I do agree that the whole “it’s just sixteen cards” thing is irrelevant. Either its a good game with sixteen cards or a bad one. The mere number of cards shouldn’t be a defense or an attack.
Oh well. Always interesting to read a different perspective. 🙂
I can hear the “Someone is WRONG on the Internet!” comic running through your mind. 🙂
I see your point that Coup probably is more of a gamer’s filler (especially since there are more things to keep track of). And there probably is some bluffing to be had in Love Letter. However, with the passive abilities in the game, there are several places where players simply cannot bluff (though I suppose they can try to be sneaky in the way they play).
Still, not my bag. I’ll play it…but I’d almost certainly rather play something else.
I actually find the blind luck element to be a bonus. While deductive reasoning and solid bluffing will swing the game in your favor over the long run, during the individual rounds even brand new players have a decent chance of earning a token. It’s hard to find that sweet spot of rewarding thoughtful play and still letting new or non-gamer players enjoy some victories along the way to keep them engaged.
So, while I agree that your criticisms are valid, I would also claim that played as a filler between meatier games or over lunch with friends, they can be overlooked or even viewed as strengths.

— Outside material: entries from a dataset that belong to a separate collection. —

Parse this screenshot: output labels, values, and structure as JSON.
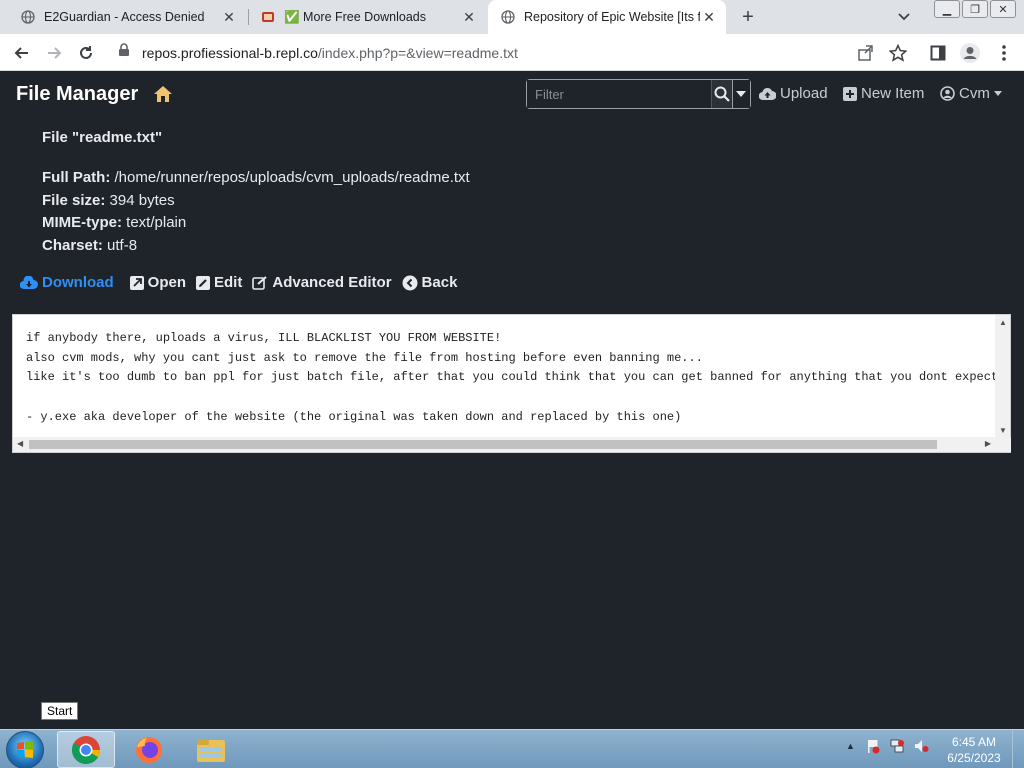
{
  "browser": {
    "tabs": [
      {
        "title": "E2Guardian - Access Denied",
        "active": false
      },
      {
        "title": "✅ More Free Downloads",
        "active": false
      },
      {
        "title": "Repository of Epic Website [Its fr",
        "active": true
      }
    ],
    "url_host": "repos.profiessional-b.repl.co",
    "url_path": "/index.php?p=&view=readme.txt"
  },
  "app": {
    "brand": "File Manager",
    "filter_placeholder": "Filter",
    "nav": {
      "upload": "Upload",
      "new_item": "New Item",
      "user": "Cvm"
    }
  },
  "file": {
    "title": "File \"readme.txt\"",
    "full_path_label": "Full Path:",
    "full_path": "/home/runner/repos/uploads/cvm_uploads/readme.txt",
    "size_label": "File size:",
    "size": "394 bytes",
    "mime_label": "MIME-type:",
    "mime": "text/plain",
    "charset_label": "Charset:",
    "charset": "utf-8"
  },
  "actions": {
    "download": "Download",
    "open": "Open",
    "edit": "Edit",
    "advanced_editor": "Advanced Editor",
    "back": "Back"
  },
  "viewer": {
    "content": "if anybody there, uploads a virus, ILL BLACKLIST YOU FROM WEBSITE!\nalso cvm mods, why you cant just ask to remove the file from hosting before even banning me...\nlike it's too dumb to ban ppl for just batch file, after that you could think that you can get banned for anything that you dont expect\n\n- y.exe aka developer of the website (the original was taken down and replaced by this one)"
  },
  "tooltip": "Start",
  "taskbar": {
    "time": "6:45 AM",
    "date": "6/25/2023"
  },
  "colors": {
    "page_bg": "#1f242b",
    "accent": "#2f8ff4"
  }
}
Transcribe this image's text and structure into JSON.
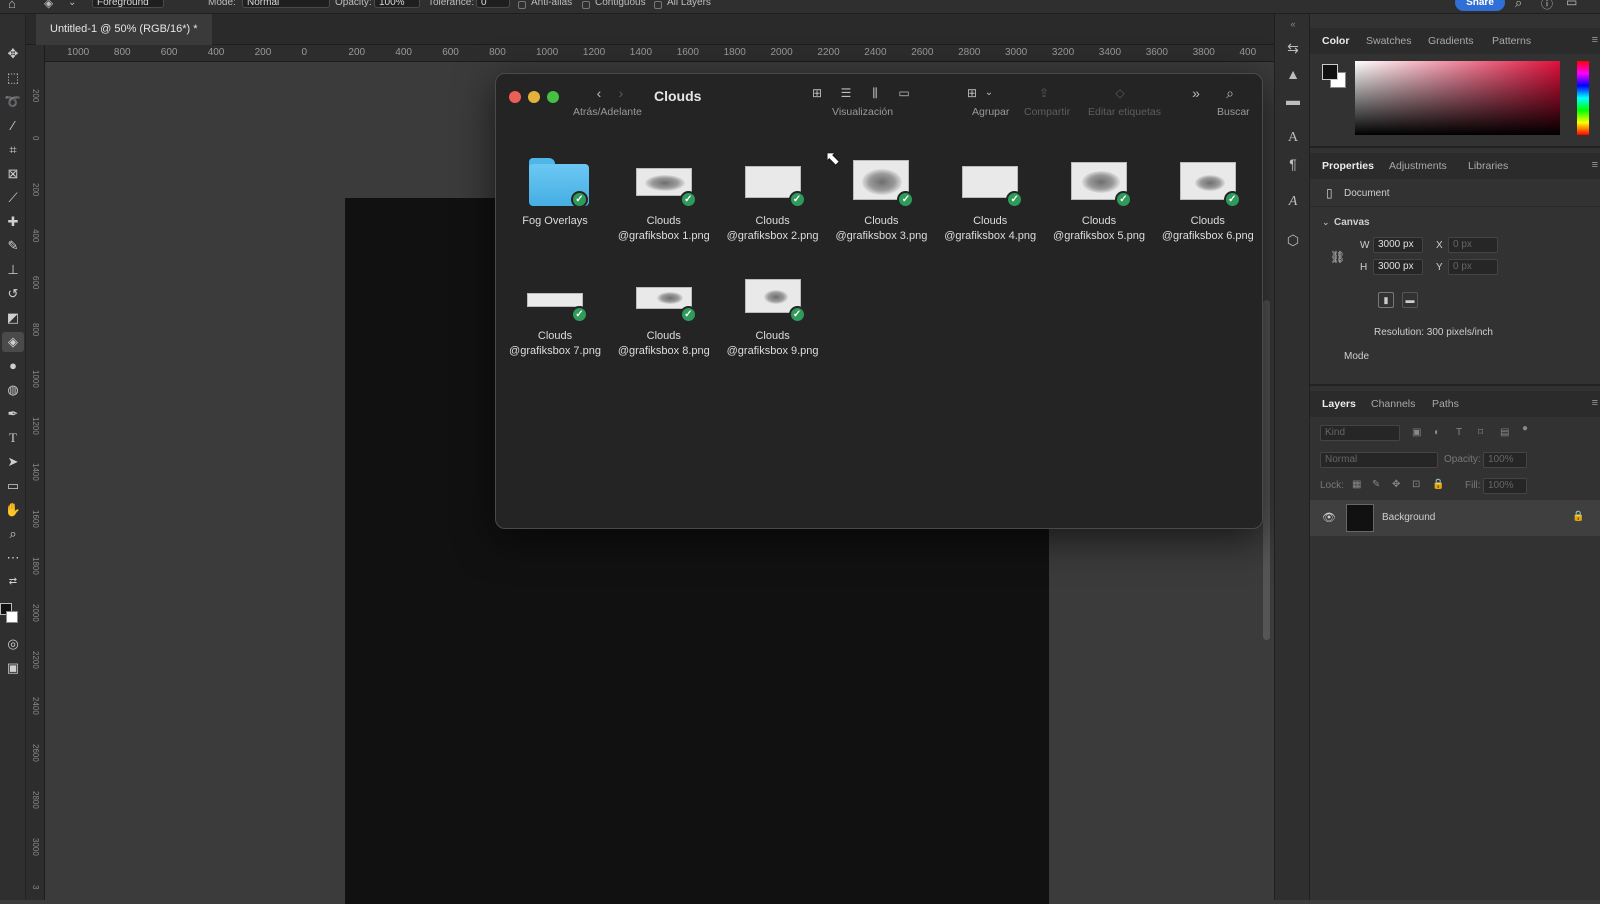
{
  "options_bar": {
    "tool_preset": "Foreground",
    "mode_label": "Mode:",
    "mode_value": "Normal",
    "opacity_label": "Opacity:",
    "opacity_value": "100%",
    "tolerance_label": "Tolerance:",
    "tolerance_value": "0",
    "anti_alias": "Anti-alias",
    "contiguous": "Contiguous",
    "all_layers": "All Layers",
    "share": "Share"
  },
  "document": {
    "tab_title": "Untitled-1 @ 50% (RGB/16*) *"
  },
  "ruler": {
    "h_ticks": [
      "1000",
      "800",
      "600",
      "400",
      "200",
      "0",
      "200",
      "400",
      "600",
      "800",
      "1000",
      "1200",
      "1400",
      "1600",
      "1800",
      "2000",
      "2200",
      "2400",
      "2600",
      "2800",
      "3000",
      "3200",
      "3400",
      "3600",
      "3800",
      "400"
    ],
    "v_ticks": [
      "200",
      "0",
      "200",
      "400",
      "600",
      "800",
      "1000",
      "1200",
      "1400",
      "1600",
      "1800",
      "2000",
      "2200",
      "2400",
      "2600",
      "2800",
      "3000",
      "3"
    ]
  },
  "finder": {
    "title": "Clouds",
    "nav_label": "Atrás/Adelante",
    "view_label": "Visualización",
    "group_label": "Agrupar",
    "share_label": "Compartir",
    "tags_label": "Editar etiquetas",
    "search_label": "Buscar",
    "items": [
      {
        "name": "Fog Overlays",
        "kind": "folder"
      },
      {
        "name": "Clouds\n@grafiksbox 1.png",
        "kind": "image"
      },
      {
        "name": "Clouds\n@grafiksbox 2.png",
        "kind": "image"
      },
      {
        "name": "Clouds\n@grafiksbox 3.png",
        "kind": "image"
      },
      {
        "name": "Clouds\n@grafiksbox 4.png",
        "kind": "image"
      },
      {
        "name": "Clouds\n@grafiksbox 5.png",
        "kind": "image"
      },
      {
        "name": "Clouds\n@grafiksbox 6.png",
        "kind": "image"
      },
      {
        "name": "Clouds\n@grafiksbox 7.png",
        "kind": "image"
      },
      {
        "name": "Clouds\n@grafiksbox 8.png",
        "kind": "image"
      },
      {
        "name": "Clouds\n@grafiksbox 9.png",
        "kind": "image"
      }
    ],
    "checkmark_glyph": "✓"
  },
  "color_panel": {
    "tabs": [
      "Color",
      "Swatches",
      "Gradients",
      "Patterns"
    ],
    "active_tab": "Color",
    "picker_hue": "#e0103c"
  },
  "properties_panel": {
    "tabs": [
      "Properties",
      "Adjustments",
      "Libraries"
    ],
    "active_tab": "Properties",
    "document_label": "Document",
    "canvas_label": "Canvas",
    "w_label": "W",
    "w_value": "3000 px",
    "h_label": "H",
    "h_value": "3000 px",
    "x_label": "X",
    "x_value": "0 px",
    "y_label": "Y",
    "y_value": "0 px",
    "resolution": "Resolution: 300 pixels/inch",
    "mode_label": "Mode"
  },
  "layers_panel": {
    "tabs": [
      "Layers",
      "Channels",
      "Paths"
    ],
    "active_tab": "Layers",
    "kind_placeholder": "Kind",
    "blend_mode": "Normal",
    "opacity_label": "Opacity:",
    "opacity_value": "100%",
    "lock_label": "Lock:",
    "fill_label": "Fill:",
    "fill_value": "100%",
    "layers": [
      {
        "name": "Background",
        "visible": true,
        "locked": true
      }
    ]
  },
  "colors": {
    "accent_blue": "#2f6fd6",
    "check_green": "#2f9b5a",
    "folder_blue": "#4fb6ea",
    "close_red": "#ec5f57",
    "min_yellow": "#e2b33c",
    "max_green": "#45c043"
  }
}
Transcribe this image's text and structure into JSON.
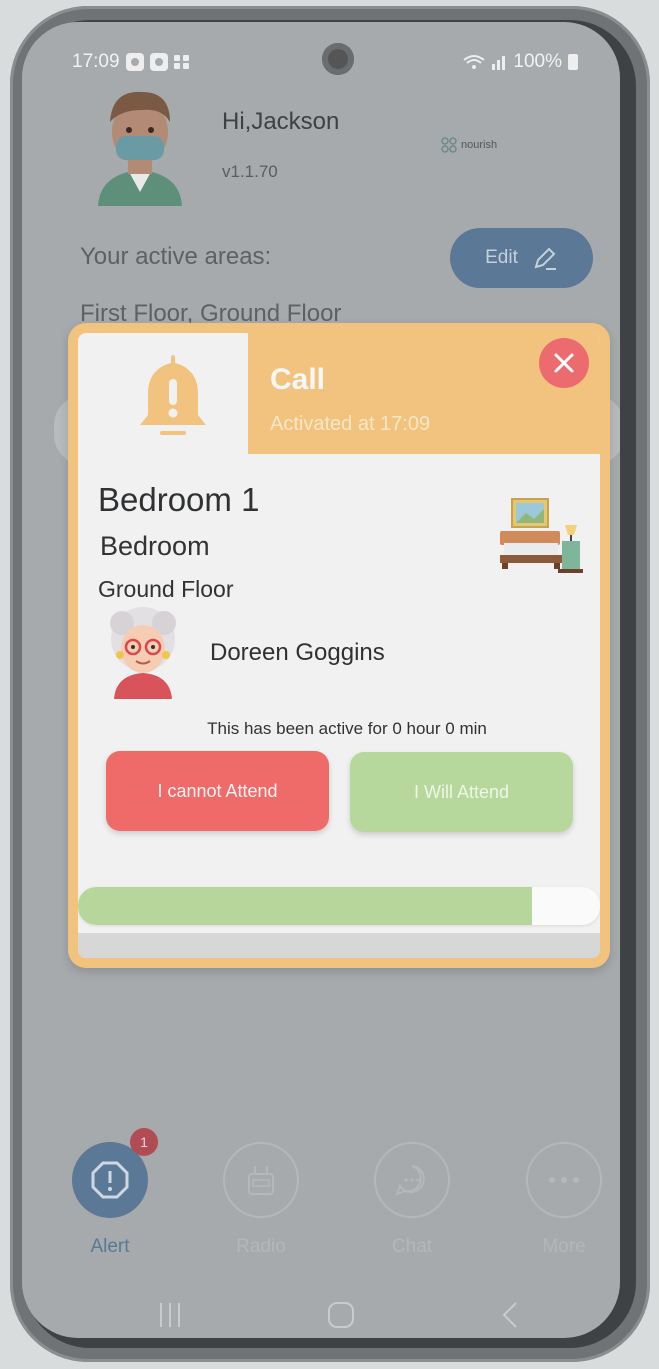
{
  "status_bar": {
    "time": "17:09",
    "battery": "100%"
  },
  "header": {
    "greeting": "Hi,Jackson",
    "version": "v1.1.70",
    "brand": "nourish"
  },
  "areas": {
    "label": "Your active areas:",
    "value": "First Floor, Ground Floor",
    "edit_label": "Edit"
  },
  "alert": {
    "title": "Call",
    "activated": "Activated at 17:09",
    "room_name": "Bedroom 1",
    "room_type": "Bedroom",
    "floor": "Ground Floor",
    "resident": "Doreen Goggins",
    "active_text": "This has been active for 0 hour 0 min",
    "cannot_attend": "I cannot Attend",
    "will_attend": "I Will Attend",
    "timer_progress": 0.87
  },
  "nav": {
    "items": [
      {
        "label": "Alert",
        "badge": "1"
      },
      {
        "label": "Radio"
      },
      {
        "label": "Chat"
      },
      {
        "label": "More"
      }
    ]
  },
  "colors": {
    "accent": "#5b7897",
    "alert": "#f2c37e",
    "danger": "#ee6b6a",
    "success": "#b7d89d"
  }
}
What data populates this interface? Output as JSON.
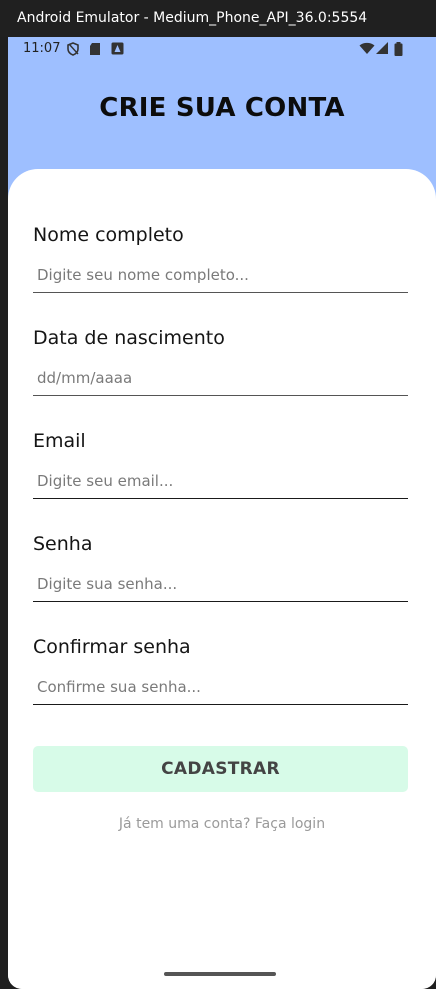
{
  "window": {
    "title": "Android Emulator - Medium_Phone_API_36.0:5554"
  },
  "statusbar": {
    "time": "11:07"
  },
  "header": {
    "title": "CRIE SUA CONTA"
  },
  "form": {
    "fields": [
      {
        "label": "Nome completo",
        "placeholder": "Digite seu nome completo..."
      },
      {
        "label": "Data de nascimento",
        "placeholder": "dd/mm/aaaa"
      },
      {
        "label": "Email",
        "placeholder": "Digite seu email..."
      },
      {
        "label": "Senha",
        "placeholder": "Digite sua senha..."
      },
      {
        "label": "Confirmar senha",
        "placeholder": "Confirme sua senha..."
      }
    ],
    "submit_label": "CADASTRAR",
    "login_link": "Já tem uma conta? Faça login"
  },
  "colors": {
    "header_bg": "#9ebfff",
    "button_bg": "#d7fbe8"
  }
}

Just like how a slice of rich chocolate cake at the end of a meal is nice, but trying to eat an entire cake for dinner will just make you sick, you have to keep context and dosage in mind.
That’s fair, and I get that. However, even in the “newbies can win” category, I think there are better games that offer more choice, or that are less obscure in hiding the lack of choice. Dexterity games, for example, are great at giving new players a chance, but the emphasis is on skill rather than choice–thus, it’s still interesting, even when not choice based. For Sale, Coloretto, and 6 Nimmt are all super simple games for new players to play, and new players have a chance at them because while player choices matter, the optimal route to victory isn’t always clear.
To each their own, obviously. If Love Letter fills the non-gamer niche for you, that’s great. For me, I’d almost always choose something else.
” First, and most important, is the lack of meaningful decisions in the game. ”
I disagree. You can build towards one of two strategies: kick everyone out or hold the highest card at the end of the round. Some choices are deterministic indeed, but not so many occur to call this game ‘meaningless’.
“If you’re holding the princess (who causes a player to lose if discarded) and a guard, you’ll obviously discard the guard. ”
There’s only 2% chance you draw this combination.
“That’s an extreme example, but the entire game feels like this decision over and over.”
It is indeed an extreme example. What other situations have led you to this conclusion?
“A twin concern with Love Letter is the luck involved.”
“The final thing I didn’t care for about Love Letter is the small player count. ”
It sounds like you’re hoping for a brain burner with plenty of scoring options, complex mechanisms, dry & deep, scaling from 2-8 … Sorry to hear all this but I think your expectations are off. Perhaps you don’t like deduction or your group isn’t particularly good at it.
This is a light and fast-paced game about deduction, interaction and a bit of bluffing which is very accessible to non-gamers, women in particular. It does what it does and it does well indeed.